Work task: Having read the records, set them all down exactly as they appear.

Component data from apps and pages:

[Start of section]

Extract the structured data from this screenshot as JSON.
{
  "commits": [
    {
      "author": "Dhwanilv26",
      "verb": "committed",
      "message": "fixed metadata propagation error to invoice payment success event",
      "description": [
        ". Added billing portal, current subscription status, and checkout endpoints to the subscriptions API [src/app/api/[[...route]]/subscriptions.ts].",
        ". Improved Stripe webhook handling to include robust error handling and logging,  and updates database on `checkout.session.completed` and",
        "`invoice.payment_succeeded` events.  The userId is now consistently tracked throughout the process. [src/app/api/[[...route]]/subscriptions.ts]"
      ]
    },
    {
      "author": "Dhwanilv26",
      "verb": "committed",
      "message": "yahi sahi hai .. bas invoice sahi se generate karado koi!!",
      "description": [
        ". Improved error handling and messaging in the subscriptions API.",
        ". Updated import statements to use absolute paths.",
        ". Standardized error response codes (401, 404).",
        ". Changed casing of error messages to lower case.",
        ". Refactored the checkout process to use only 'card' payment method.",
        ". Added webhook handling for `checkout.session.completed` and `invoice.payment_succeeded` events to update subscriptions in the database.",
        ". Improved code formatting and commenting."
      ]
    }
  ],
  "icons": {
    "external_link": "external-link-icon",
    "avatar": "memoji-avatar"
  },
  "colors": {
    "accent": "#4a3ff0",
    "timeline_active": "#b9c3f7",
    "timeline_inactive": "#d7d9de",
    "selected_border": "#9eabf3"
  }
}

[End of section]

Written response:
Extract the structured data from this screenshot as JSON.
{
  "commits": [
    {
      "author": "Dhwanilv26",
      "verb": "committed",
      "message": "fixed metadata propagation error to invoice payment success event",
      "description": [
        ". Added billing portal, current subscription status, and checkout endpoints to the subscriptions API [src/app/api/[[...route]]/subscriptions.ts].",
        ". Improved Stripe webhook handling to include robust error handling and logging,  and updates database on `checkout.session.completed` and",
        "`invoice.payment_succeeded` events.  The userId is now consistently tracked throughout the process. [src/app/api/[[...route]]/subscriptions.ts]"
      ]
    },
    {
      "author": "Dhwanilv26",
      "verb": "committed",
      "message": "yahi sahi hai .. bas invoice sahi se generate karado koi!!",
      "description": [
        ". Improved error handling and messaging in the subscriptions API.",
        ". Updated import statements to use absolute paths.",
        ". Standardized error response codes (401, 404).",
        ". Changed casing of error messages to lower case.",
        ". Refactored the checkout process to use only 'card' payment method.",
        ". Added webhook handling for `checkout.session.completed` and `invoice.payment_succeeded` events to update subscriptions in the database.",
        ". Improved code formatting and commenting."
      ]
    }
  ],
  "icons": {
    "external_link": "external-link-icon",
    "avatar": "memoji-avatar"
  },
  "colors": {
    "accent": "#4a3ff0",
    "timeline_active": "#b9c3f7",
    "timeline_inactive": "#d7d9de",
    "selected_border": "#9eabf3"
  }
}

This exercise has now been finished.